– By Eric Britton, World Streets/New Mobility Agenda, February 2011
Scottish Transport Review, Issue 50. ISSN 1462-8708 http://stsg.org/str/str50.pdf
A Mental Architecture problem
“When it is dark you can see the stars”
Perhaps the main reason we are doing so poorly these days in transport is that we are making three fundamental errors in what we are looking at, the manner in which we are looking at it, and what we are doing with it:
Comment: Have we learned any of these lessons in the last eight years? Or are we still turning over our motors in traffic? Your call!
Late night thoughts on some of the creative thinkers who over the last five decades have, each in their own highly individual ways, entirely reshaped our views of a just, efficient and sustainable city.
Not to be too aggressive here, but if you, as a planner, decision-maker, activist or student, are not familiar with the thinking and accomplishments of a fair number of these champions of sustainable transport, sustainable cities and sustainable lives, then you have some important homework to do before you can really dig in, understand and make a contribution. And in each case the Wikipedia profiles provide only a preliminary introduction to get you started, along with a first round of references to their work and contributions sufficient for you to start to understand their genius and contributions.
Let’s have a look at my personal shortlist of sustainability heroes, based entirel on A sample of people whom i have had the honor to know and work with. (You will no doubt have your on list, so please make it known and share them with email@example.com.).
From the xCar archives – https://www.facebook.com/groups/worldcarshare/ (218 members)
USA. Inventor John W. Pitts, pathological inventor, notable primarily for his attempts at building a flying car and actually get it off the ground, the “Sky Car”. Source: The Old Motor, http://theoldmotor.com
The “Sky Car” was powered a four-cylinder engine. It did get off the ground by roughly eight inches or so and the “flight” ended. It was obviously staged for the camera and unwisely located right next to a tree.
Of Mice, of Men and . . . of Penang
When I first visited Penang back in late summer 2013 in response to an invitation by Think City, I had several weeks to profit from a steady diet of site visits, lectures, master classes and intense skull sessions with ten different key groups (including media, local government, transport operators, auto industry and lobby, regulators and police, gender balance, cycling and pedestrian groups, civil society, the universities, and finally “hacking sustainable mobility”). All of which, as I travelled around both the island and mainland, gave me an excellent occasion to start to get a feel for both “halves” of Penang. Not a city, not a state, but in fact an in many ways typical and varied metropolitan area.

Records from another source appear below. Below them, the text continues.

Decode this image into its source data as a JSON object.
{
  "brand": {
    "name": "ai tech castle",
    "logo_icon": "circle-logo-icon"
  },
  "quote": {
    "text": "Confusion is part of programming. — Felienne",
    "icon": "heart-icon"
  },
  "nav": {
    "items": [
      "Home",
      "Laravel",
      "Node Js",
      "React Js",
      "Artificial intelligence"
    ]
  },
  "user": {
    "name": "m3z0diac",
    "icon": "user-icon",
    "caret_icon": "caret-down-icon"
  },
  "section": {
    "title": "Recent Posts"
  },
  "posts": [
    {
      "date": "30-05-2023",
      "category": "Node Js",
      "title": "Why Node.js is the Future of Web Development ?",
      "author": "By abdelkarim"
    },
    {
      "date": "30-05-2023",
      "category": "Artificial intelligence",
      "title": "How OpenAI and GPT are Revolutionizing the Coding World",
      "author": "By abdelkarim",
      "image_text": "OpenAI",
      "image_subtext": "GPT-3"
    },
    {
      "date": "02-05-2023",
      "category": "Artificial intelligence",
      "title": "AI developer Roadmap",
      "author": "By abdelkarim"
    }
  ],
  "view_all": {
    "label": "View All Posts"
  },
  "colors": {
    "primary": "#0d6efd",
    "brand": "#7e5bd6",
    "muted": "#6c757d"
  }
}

The more you solve the problem the bigger the PROBLEM gets. Even in Mouse Town.